GENERALLY speaking, I like children. I was one once. I had one – now an adult. I have step-grandchildren and great-nieces and nephews whom I adore.
All this does not mean that I think children should be allowed and encouraged to go absolutely everywhere and that their parents have a right to inflict them on everyone else.
It’s actually quite a hard thing to admit when you have wee ones in the family. Makes me sound like Cruella de Ville or the Wicked Stepmother. But deep down, we are all the same. We love our own family’s children, even when they are tired, fractious and naughty. But we have a shorter fuse with other people’s.
We also have some control over our own children, while we have none over the children of strangers.
And that is what makes aeroplane travel so difficult. Most passengers don’t appreciate paying for a journey made hellish by a strange child throwing tantrums and yelling in an enclosed space.
A new survey by Edinburgh online firm Skyscanner into misbehaviour on flights reveals children becoming disruptive and upset when they’ve been told to switch off their electronic entertainment gadgets, with a third of Scottish parents admitting their weans had gone into “meltdown” and simply refused to sit up and still with their seat belt fastened. And it is not unheard of for such children to (along with their parents, of course) be thrown off the plane – mercifully, before it takes off.
Around 20 per cent of parents said their child was frightened by the security process long before they even reached the Tarmac, and 15 per cent said the problems started when parent and child couldn’t sit together.
I’m sorry, but there is one answer to all of this. Don’t take your children on a plane – at least until you can be pretty certain they are not going to disturb everyone else or even delay the flight. My sympathy lies with the other passengers, not with the parent who, having utterly failed to control their offspring, or prepare them for the rigours of air travel, adopts a “poor, frazzled me” expression and seems to think other people should empathise.
Some parents in the survey even complained about the lack of baby changing facilities and long queues!
This is a cramped 737 flying hundreds of already uncomfortable people at over 30,000 feet. It’s not a McDonald’s with wings.
Business or relocation apart, I cannot understand why anyone in their right mind would even contemplate flying on a holiday abroad with an infant when they could stay-cation and travel by car or train, especially as little ears are so sensitive to changes in air pressure and it causes real pain.
But certainly an older child, who refuses to behave and strap in, just isn’t old enough to fly. It’s not up to the airline staff to change security procedures, or negotiate with children who won’t give up or switch off their electronic games.
It’s up to parents to prepare them to do as they are told, take the damn gadget off them, and to explain to them that, especially on a budget flight, there is every chance they’ll have to sit separately.
Children are to be loved, cherished and looked after but not over-indulged.

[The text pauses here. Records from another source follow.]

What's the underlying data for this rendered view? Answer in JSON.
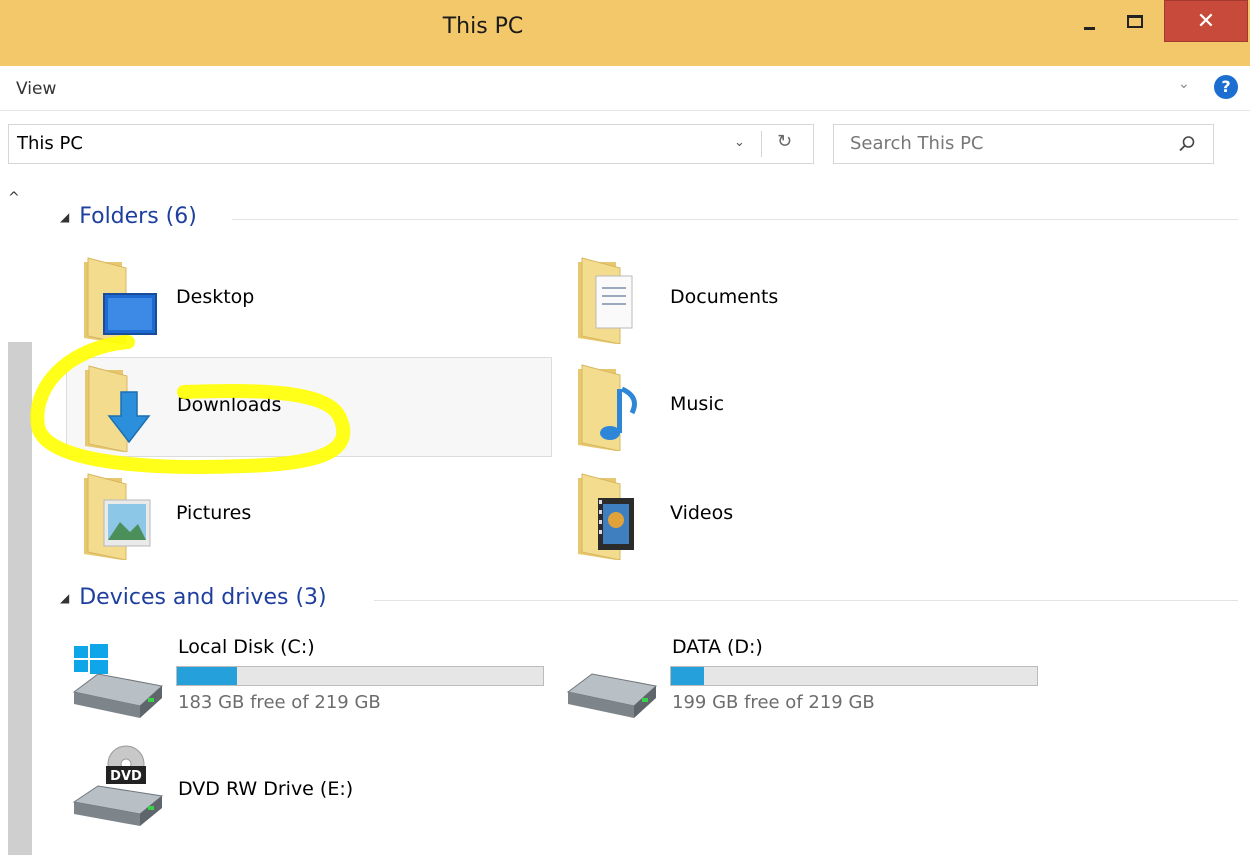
{
  "window": {
    "title": "This PC"
  },
  "ribbon": {
    "view_tab": "View"
  },
  "address": {
    "path": "This PC"
  },
  "search": {
    "placeholder": "Search This PC"
  },
  "sections": {
    "folders": {
      "header": "Folders (6)"
    },
    "devices": {
      "header": "Devices and drives (3)"
    }
  },
  "folders": [
    {
      "label": "Desktop",
      "icon": "desktop-folder-icon"
    },
    {
      "label": "Documents",
      "icon": "documents-folder-icon"
    },
    {
      "label": "Downloads",
      "icon": "downloads-folder-icon"
    },
    {
      "label": "Music",
      "icon": "music-folder-icon"
    },
    {
      "label": "Pictures",
      "icon": "pictures-folder-icon"
    },
    {
      "label": "Videos",
      "icon": "videos-folder-icon"
    }
  ],
  "drives": [
    {
      "name": "Local Disk (C:)",
      "free_text": "183 GB free of 219 GB",
      "used_fraction": 0.164,
      "icon": "windows-drive-icon"
    },
    {
      "name": "DATA (D:)",
      "free_text": "199 GB free of 219 GB",
      "used_fraction": 0.091,
      "icon": "hard-drive-icon"
    },
    {
      "name": "DVD RW Drive (E:)",
      "icon": "dvd-drive-icon"
    }
  ],
  "colors": {
    "titlebar": "#f2c86a",
    "close_button": "#c74a3a",
    "section_header": "#1e3f9e",
    "drive_bar_fill": "#26a0da",
    "highlight": "#ffff00"
  }
}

The world, especially that of the childless and the empty-nesters, does not revolve around them. Fine dining restaurants and aeroplanes are places where they are conditionally welcomed by other patrons, depending on their behaviour.
They don’t come with a licence to “be themselves”, do as they like, irritate, deafen or disrupt anyone . . . except their own family.
YET another report has emerged of the elderly and those with dementia being poorly cared for, this time in Glasgow Royal Infirmary. This is an issue in many hospitals across the country, leaving most of us baffled as to how the nurses and doctors involved can be so unfeeling, incompetent or plain ignorant about simple human care.
Now, the news that Michael Keggans, the chairman of NHS Dumfries and Galloway, has been fined and banned from keeping animals because he left his elderly dog alone, locked in a cottage with no food or water and a damp duvet to lie on until Scottish SPCA officials found it amidst puddles of urine, hungry and thirsty with its poor old hair matted. More than 27 hours later, he still hadn’t shown up. And he had owned the 12-year-old dog from a pup.
It lends a whole new meaning to the phrase often used by critics of some hospitals and homes for the elderly . . . “I wouldn’t treat a dog like that.”
Apparently, some people would. And they are running health boards. Remarkably, so far, it appears he is still in position.
Perhaps we can’t sift out all the inadequates or those with personality defects who currently hold high office, but it does make you wonder if sufficiently rigorous testing is applied in the recruitment for such responsible public sector jobs. And if someone really can’t look after a dog, should they be running a public health board?